*What to work on*: Which lines of the data below hold "placeholder"? Copy each of them.

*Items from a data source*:
────────────────────

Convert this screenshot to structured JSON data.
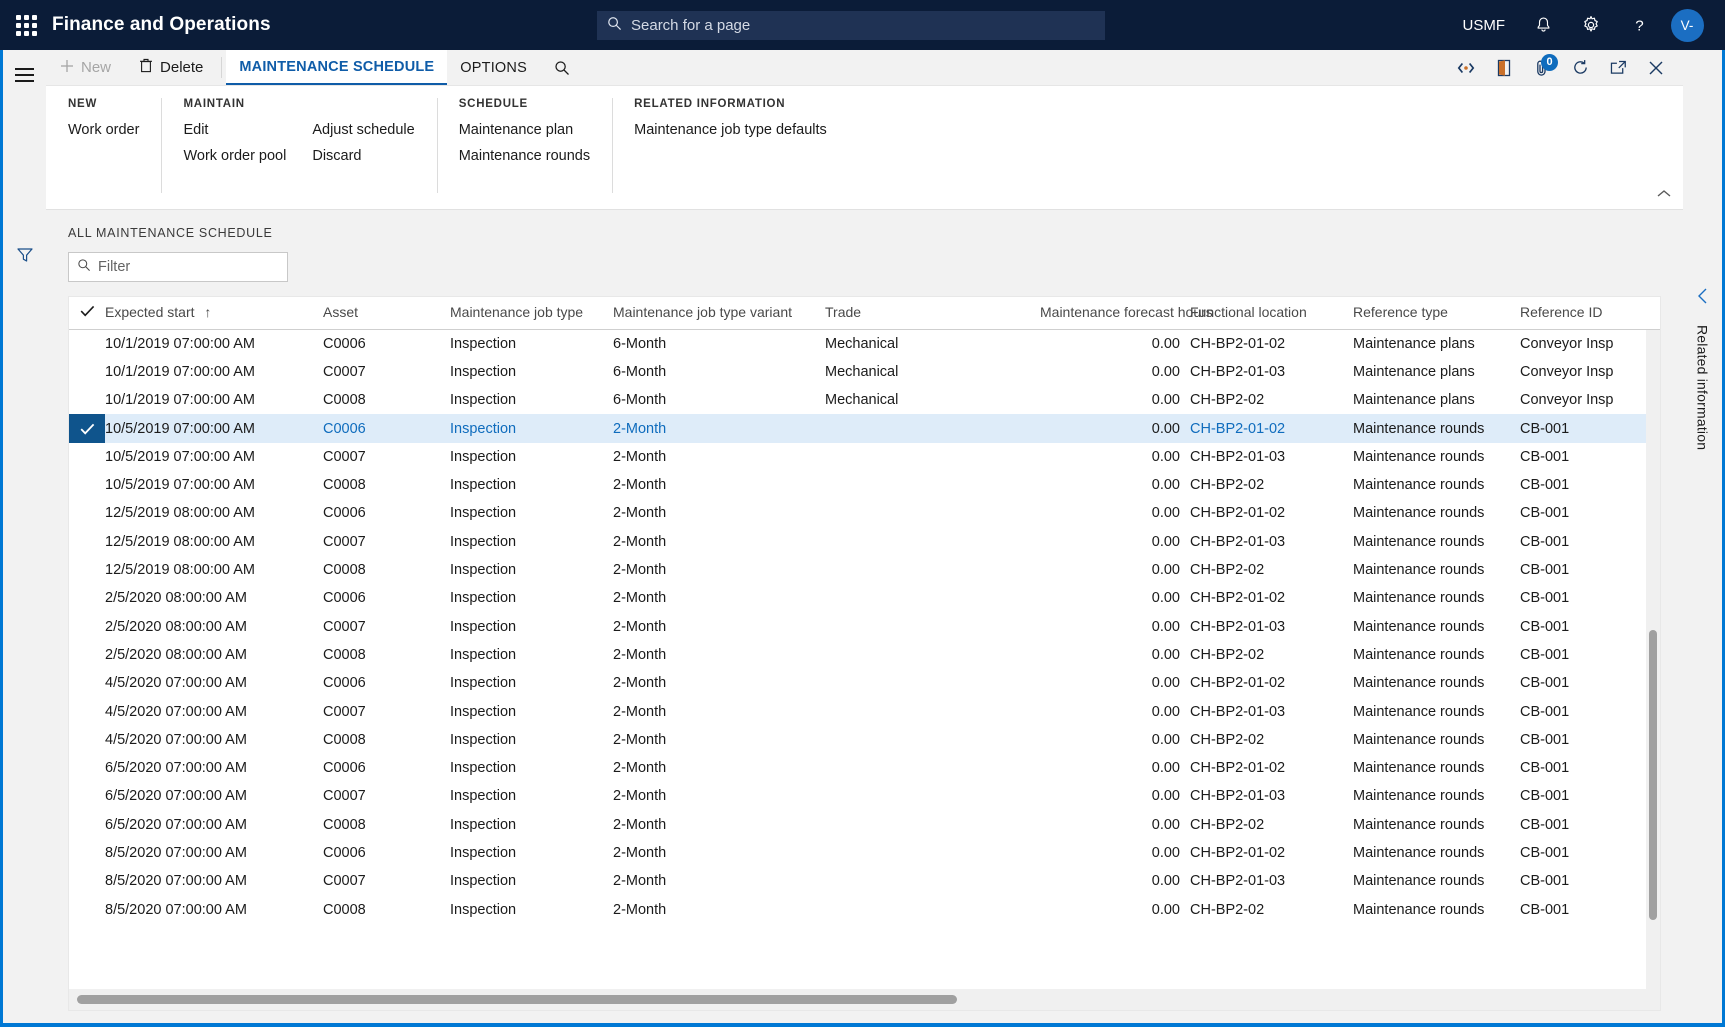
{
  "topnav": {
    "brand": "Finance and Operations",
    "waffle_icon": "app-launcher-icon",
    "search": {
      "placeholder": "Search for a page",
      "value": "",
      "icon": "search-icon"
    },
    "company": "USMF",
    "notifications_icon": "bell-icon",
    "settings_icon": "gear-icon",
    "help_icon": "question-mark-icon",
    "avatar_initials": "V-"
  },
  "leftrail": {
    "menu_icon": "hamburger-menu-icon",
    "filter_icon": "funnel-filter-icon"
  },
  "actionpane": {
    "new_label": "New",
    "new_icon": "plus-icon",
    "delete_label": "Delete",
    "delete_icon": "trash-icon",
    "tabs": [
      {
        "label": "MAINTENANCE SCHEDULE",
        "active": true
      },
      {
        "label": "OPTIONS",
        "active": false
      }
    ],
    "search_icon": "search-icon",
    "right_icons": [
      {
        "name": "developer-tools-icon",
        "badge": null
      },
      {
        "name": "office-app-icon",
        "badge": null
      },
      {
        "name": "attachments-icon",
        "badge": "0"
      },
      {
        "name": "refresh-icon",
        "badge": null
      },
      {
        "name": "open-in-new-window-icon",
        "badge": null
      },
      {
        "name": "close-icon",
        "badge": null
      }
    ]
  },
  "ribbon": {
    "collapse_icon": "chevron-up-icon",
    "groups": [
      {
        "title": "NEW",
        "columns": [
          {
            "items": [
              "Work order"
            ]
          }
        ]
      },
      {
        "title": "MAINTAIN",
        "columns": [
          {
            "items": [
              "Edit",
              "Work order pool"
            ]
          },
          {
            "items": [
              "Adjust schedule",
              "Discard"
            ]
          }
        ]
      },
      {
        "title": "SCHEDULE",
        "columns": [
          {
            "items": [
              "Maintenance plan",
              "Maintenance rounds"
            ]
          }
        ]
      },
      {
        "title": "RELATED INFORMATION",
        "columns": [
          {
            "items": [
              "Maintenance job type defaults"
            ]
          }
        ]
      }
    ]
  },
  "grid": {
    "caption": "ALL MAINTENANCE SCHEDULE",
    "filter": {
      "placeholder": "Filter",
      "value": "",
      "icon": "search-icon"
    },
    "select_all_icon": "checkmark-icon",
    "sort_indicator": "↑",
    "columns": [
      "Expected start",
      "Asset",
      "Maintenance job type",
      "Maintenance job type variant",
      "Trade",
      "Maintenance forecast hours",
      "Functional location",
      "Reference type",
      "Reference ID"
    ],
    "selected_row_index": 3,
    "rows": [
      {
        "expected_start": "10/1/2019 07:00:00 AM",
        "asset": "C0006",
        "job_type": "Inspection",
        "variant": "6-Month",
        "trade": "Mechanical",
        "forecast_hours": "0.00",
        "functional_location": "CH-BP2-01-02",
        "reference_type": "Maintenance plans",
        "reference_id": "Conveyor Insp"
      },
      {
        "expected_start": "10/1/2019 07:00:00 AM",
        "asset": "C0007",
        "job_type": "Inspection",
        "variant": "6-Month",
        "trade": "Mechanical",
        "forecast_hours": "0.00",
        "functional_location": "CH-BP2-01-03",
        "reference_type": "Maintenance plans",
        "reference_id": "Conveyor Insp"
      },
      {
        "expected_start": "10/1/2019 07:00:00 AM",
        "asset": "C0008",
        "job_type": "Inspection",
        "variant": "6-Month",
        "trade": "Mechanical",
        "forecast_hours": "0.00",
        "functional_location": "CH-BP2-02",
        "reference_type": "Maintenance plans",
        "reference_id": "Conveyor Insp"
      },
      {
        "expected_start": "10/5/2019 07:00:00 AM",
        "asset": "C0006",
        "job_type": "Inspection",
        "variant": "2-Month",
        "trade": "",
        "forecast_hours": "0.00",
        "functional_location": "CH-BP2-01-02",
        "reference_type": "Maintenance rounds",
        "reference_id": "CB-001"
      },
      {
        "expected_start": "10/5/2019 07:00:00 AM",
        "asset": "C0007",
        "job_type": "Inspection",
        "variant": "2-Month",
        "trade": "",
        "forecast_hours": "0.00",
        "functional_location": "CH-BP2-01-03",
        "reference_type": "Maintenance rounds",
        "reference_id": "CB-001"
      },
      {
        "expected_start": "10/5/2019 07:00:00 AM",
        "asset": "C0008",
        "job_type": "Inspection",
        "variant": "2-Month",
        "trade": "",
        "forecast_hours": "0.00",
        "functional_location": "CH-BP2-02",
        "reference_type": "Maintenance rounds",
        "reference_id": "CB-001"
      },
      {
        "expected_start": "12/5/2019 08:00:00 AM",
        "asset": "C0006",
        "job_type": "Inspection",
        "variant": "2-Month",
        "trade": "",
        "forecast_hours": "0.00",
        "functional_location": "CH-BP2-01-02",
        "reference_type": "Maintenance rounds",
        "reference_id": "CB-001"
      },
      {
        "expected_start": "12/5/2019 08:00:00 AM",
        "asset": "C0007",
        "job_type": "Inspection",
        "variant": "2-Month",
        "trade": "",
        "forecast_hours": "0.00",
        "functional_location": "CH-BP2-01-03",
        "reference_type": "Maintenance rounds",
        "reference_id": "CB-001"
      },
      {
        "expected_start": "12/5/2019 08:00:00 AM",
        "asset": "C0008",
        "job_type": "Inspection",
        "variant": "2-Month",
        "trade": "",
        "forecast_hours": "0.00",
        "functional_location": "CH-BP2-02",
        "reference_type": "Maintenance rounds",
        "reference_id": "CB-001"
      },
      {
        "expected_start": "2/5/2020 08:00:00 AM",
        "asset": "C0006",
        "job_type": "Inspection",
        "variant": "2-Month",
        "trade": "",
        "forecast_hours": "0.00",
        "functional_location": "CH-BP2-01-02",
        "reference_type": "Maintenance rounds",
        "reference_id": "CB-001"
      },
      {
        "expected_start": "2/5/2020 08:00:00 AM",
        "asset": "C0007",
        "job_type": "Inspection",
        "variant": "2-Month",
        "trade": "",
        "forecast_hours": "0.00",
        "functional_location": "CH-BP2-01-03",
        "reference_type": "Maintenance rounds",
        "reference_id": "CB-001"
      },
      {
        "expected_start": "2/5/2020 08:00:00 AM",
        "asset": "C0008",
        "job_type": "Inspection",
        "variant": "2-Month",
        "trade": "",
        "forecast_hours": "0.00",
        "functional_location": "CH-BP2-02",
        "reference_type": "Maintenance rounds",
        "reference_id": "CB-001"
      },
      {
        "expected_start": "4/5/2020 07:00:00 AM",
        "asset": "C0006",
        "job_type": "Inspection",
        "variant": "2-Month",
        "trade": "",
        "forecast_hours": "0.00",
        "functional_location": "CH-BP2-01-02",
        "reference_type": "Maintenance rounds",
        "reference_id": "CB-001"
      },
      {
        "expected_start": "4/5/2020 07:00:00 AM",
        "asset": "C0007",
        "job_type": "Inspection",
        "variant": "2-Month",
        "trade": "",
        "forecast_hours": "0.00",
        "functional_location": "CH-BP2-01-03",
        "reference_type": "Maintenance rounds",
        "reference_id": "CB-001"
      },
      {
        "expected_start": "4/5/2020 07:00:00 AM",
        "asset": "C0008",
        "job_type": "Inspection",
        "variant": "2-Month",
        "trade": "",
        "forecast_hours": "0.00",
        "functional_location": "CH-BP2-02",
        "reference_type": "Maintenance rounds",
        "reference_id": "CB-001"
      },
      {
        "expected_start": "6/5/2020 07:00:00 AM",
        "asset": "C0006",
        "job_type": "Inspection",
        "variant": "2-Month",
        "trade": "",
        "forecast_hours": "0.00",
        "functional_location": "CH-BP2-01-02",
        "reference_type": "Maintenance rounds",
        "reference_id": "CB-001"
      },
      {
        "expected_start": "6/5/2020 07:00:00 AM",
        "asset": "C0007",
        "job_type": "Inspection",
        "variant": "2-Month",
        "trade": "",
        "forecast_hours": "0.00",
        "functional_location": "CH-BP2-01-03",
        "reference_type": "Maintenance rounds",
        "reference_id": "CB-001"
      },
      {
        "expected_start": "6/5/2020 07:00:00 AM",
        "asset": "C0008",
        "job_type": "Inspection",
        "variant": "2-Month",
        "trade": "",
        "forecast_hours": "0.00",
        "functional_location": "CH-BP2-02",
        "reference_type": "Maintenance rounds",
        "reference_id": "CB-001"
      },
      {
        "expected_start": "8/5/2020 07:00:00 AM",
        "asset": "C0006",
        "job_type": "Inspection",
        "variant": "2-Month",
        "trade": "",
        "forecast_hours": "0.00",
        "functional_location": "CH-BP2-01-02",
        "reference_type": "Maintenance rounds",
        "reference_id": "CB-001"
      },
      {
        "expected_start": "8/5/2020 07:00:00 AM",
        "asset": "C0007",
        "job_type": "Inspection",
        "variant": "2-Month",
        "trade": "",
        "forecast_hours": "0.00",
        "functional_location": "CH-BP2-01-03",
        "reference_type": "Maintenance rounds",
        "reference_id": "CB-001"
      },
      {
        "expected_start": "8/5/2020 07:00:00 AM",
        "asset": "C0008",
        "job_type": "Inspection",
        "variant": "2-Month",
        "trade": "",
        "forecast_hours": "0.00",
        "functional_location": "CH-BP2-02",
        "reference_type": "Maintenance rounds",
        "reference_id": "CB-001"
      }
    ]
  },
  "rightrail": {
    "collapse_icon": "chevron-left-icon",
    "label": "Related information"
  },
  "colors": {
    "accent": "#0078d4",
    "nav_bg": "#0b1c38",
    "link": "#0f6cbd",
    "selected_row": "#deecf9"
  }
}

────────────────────

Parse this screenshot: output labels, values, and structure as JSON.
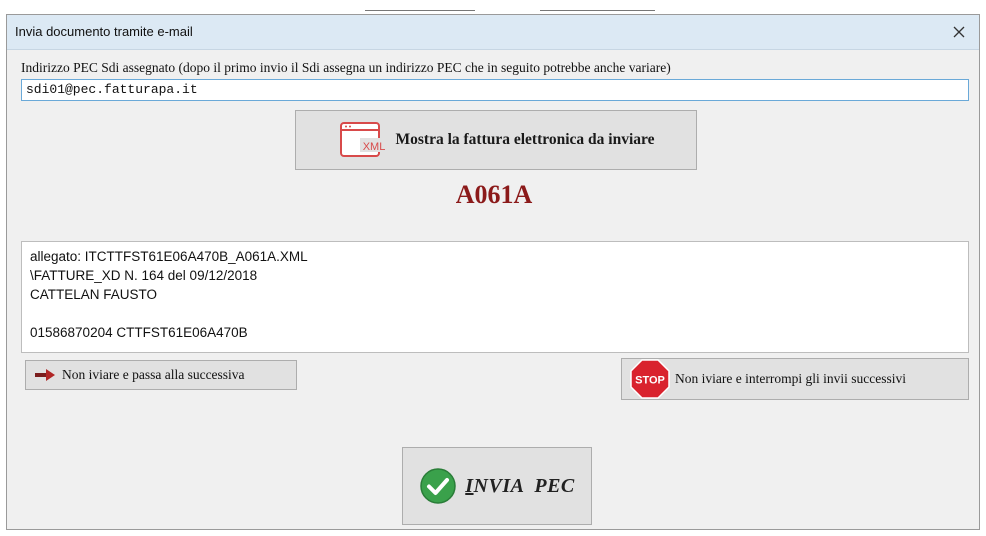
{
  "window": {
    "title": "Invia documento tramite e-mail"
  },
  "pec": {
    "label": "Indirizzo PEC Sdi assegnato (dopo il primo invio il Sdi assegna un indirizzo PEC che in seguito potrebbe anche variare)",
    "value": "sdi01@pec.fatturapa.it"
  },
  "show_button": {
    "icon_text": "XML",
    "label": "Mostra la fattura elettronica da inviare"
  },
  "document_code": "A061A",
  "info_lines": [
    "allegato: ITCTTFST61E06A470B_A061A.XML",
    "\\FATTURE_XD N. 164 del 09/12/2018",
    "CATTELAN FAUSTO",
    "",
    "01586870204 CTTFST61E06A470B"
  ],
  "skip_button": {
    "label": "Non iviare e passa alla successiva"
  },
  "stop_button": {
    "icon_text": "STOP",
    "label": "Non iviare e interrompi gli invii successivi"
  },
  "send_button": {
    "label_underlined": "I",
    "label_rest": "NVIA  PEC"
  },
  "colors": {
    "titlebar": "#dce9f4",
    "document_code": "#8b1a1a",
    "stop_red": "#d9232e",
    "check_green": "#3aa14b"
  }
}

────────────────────

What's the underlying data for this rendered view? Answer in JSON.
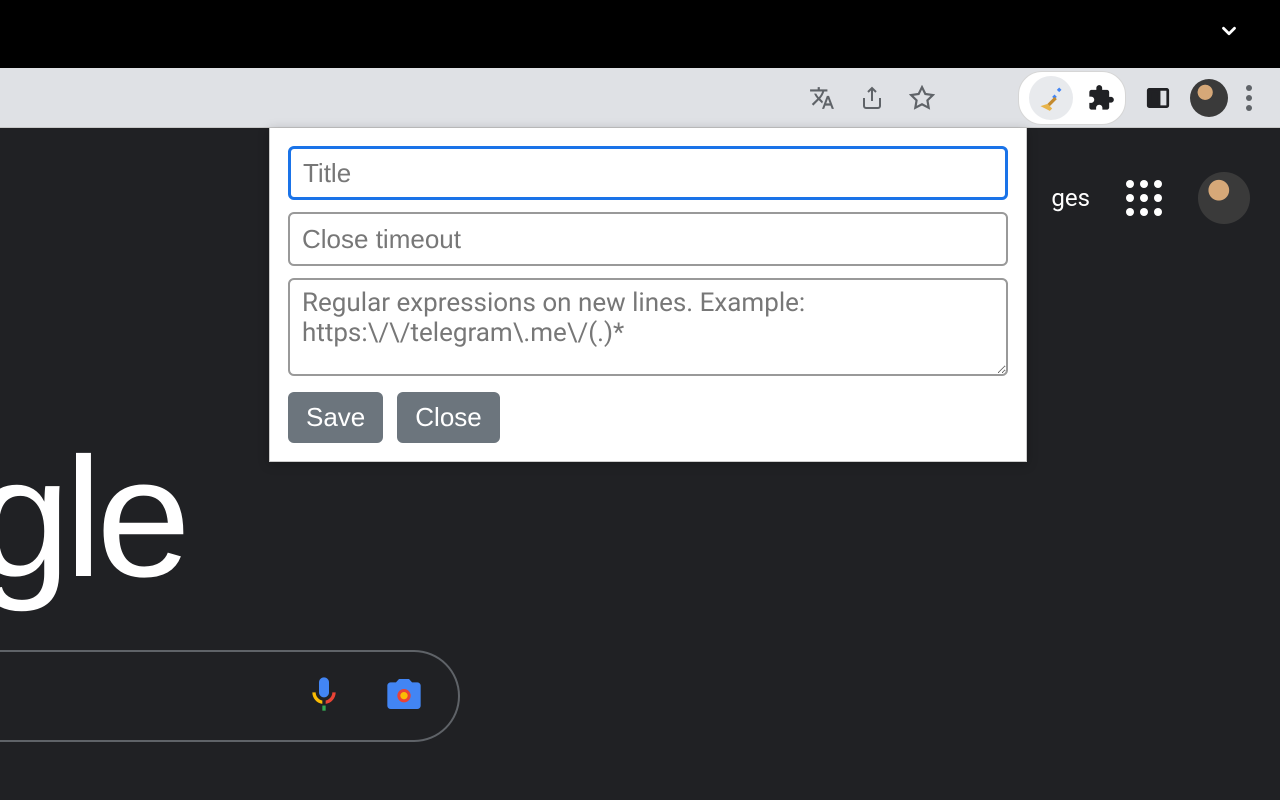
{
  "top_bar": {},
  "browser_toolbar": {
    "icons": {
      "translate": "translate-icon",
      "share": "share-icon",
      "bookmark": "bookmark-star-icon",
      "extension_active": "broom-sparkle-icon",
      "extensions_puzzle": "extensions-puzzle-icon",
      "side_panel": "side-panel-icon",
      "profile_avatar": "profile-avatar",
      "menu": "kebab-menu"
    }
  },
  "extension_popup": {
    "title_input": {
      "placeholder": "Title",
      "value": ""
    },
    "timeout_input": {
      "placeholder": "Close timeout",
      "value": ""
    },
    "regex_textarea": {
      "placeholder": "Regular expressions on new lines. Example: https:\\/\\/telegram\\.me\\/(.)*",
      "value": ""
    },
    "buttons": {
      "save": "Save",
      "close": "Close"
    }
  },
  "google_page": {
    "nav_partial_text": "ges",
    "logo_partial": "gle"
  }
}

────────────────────

*Your response*:
      "placeholder": "Search for a page",
      "placeholder": "Filter",
      "placeholder": "Title",
      "placeholder": "Close timeout",
      "placeholder": "Regular expressions on new lines. Example: https:\\/\\/telegram\\.me\\/(.)*",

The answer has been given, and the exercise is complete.